__HOW TO COMPLETE THIS TASK__
Give back the data exactly, with no images.

Element data from apps and pages
= = = = =

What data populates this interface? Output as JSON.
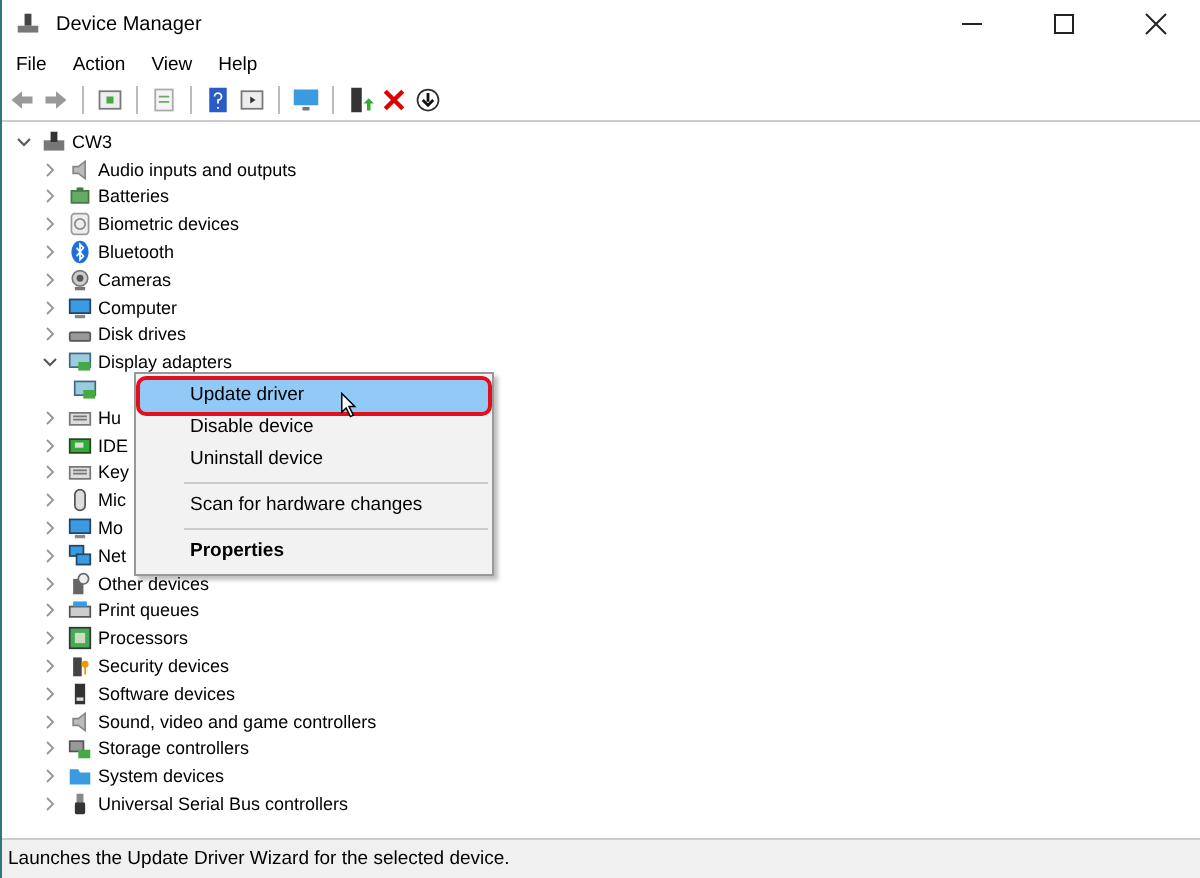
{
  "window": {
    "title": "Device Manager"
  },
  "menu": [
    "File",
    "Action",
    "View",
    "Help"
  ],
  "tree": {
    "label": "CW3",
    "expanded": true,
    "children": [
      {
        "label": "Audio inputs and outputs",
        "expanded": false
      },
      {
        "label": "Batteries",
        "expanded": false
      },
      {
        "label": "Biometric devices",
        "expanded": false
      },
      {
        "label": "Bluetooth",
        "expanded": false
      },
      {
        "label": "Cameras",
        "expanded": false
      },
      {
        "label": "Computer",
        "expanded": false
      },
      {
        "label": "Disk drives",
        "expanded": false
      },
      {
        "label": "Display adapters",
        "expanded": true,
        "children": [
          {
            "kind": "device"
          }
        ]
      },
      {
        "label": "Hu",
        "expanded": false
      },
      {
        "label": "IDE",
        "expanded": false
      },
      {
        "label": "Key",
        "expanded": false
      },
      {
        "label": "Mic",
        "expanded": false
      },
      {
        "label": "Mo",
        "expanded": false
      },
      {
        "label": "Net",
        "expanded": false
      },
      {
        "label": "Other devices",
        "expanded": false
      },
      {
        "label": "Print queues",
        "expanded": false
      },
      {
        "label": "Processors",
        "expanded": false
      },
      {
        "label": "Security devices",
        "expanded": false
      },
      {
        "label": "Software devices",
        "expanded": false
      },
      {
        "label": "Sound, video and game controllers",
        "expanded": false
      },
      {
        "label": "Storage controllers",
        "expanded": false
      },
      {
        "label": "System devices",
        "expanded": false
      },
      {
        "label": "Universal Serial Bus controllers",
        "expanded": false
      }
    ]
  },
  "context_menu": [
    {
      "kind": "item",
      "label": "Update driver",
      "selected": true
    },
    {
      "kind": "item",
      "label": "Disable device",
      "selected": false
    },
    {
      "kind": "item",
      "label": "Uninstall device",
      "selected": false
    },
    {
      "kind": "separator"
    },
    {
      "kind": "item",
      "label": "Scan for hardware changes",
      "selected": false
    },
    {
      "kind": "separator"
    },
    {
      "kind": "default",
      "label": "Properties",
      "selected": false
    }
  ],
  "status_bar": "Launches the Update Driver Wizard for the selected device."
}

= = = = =

__RESPONSE TO THE EXERCISE__
What data populates this interface? Output as JSON.
{
  "window": {
    "title": "Device Manager"
  },
  "menu": [
    "File",
    "Action",
    "View",
    "Help"
  ],
  "tree": {
    "label": "CW3",
    "expanded": true,
    "children": [
      {
        "label": "Audio inputs and outputs",
        "expanded": false
      },
      {
        "label": "Batteries",
        "expanded": false
      },
      {
        "label": "Biometric devices",
        "expanded": false
      },
      {
        "label": "Bluetooth",
        "expanded": false
      },
      {
        "label": "Cameras",
        "expanded": false
      },
      {
        "label": "Computer",
        "expanded": false
      },
      {
        "label": "Disk drives",
        "expanded": false
      },
      {
        "label": "Display adapters",
        "expanded": true,
        "children": [
          {
            "kind": "device"
          }
        ]
      },
      {
        "label": "Hu",
        "expanded": false
      },
      {
        "label": "IDE",
        "expanded": false
      },
      {
        "label": "Key",
        "expanded": false
      },
      {
        "label": "Mic",
        "expanded": false
      },
      {
        "label": "Mo",
        "expanded": false
      },
      {
        "label": "Net",
        "expanded": false
      },
      {
        "label": "Other devices",
        "expanded": false
      },
      {
        "label": "Print queues",
        "expanded": false
      },
      {
        "label": "Processors",
        "expanded": false
      },
      {
        "label": "Security devices",
        "expanded": false
      },
      {
        "label": "Software devices",
        "expanded": false
      },
      {
        "label": "Sound, video and game controllers",
        "expanded": false
      },
      {
        "label": "Storage controllers",
        "expanded": false
      },
      {
        "label": "System devices",
        "expanded": false
      },
      {
        "label": "Universal Serial Bus controllers",
        "expanded": false
      }
    ]
  },
  "context_menu": [
    {
      "kind": "item",
      "label": "Update driver",
      "selected": true
    },
    {
      "kind": "item",
      "label": "Disable device",
      "selected": false
    },
    {
      "kind": "item",
      "label": "Uninstall device",
      "selected": false
    },
    {
      "kind": "separator"
    },
    {
      "kind": "item",
      "label": "Scan for hardware changes",
      "selected": false
    },
    {
      "kind": "separator"
    },
    {
      "kind": "default",
      "label": "Properties",
      "selected": false
    }
  ],
  "status_bar": "Launches the Update Driver Wizard for the selected device."
}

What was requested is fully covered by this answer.